Records to process >>
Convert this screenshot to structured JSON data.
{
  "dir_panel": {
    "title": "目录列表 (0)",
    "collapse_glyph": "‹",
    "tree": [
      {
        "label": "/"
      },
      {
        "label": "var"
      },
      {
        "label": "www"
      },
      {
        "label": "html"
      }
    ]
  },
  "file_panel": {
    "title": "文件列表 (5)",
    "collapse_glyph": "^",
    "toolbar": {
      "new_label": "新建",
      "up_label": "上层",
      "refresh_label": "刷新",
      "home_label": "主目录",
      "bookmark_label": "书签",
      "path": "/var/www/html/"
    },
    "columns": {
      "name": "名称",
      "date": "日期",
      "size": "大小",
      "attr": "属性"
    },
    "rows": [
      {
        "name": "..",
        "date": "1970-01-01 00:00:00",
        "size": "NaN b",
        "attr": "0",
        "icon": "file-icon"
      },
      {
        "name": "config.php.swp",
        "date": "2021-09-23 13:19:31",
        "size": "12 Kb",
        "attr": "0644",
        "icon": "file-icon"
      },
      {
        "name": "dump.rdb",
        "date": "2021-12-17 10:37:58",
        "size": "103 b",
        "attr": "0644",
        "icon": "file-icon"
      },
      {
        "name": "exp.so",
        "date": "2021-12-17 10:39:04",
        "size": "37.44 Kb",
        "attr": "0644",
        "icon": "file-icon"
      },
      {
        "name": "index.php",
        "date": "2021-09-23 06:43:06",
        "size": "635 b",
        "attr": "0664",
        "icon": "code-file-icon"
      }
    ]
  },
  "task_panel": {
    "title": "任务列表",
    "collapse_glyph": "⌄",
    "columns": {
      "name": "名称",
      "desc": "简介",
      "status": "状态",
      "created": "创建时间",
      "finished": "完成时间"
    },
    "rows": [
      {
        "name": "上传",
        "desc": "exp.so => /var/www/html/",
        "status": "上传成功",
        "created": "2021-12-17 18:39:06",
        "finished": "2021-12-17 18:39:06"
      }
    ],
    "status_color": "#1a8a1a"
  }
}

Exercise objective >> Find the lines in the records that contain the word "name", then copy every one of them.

Result for this task >>
      "name": "名称",
        "name": "..",
        "name": "config.php.swp",
        "name": "dump.rdb",
        "name": "exp.so",
        "name": "index.php",
      "name": "名称",
        "name": "上传",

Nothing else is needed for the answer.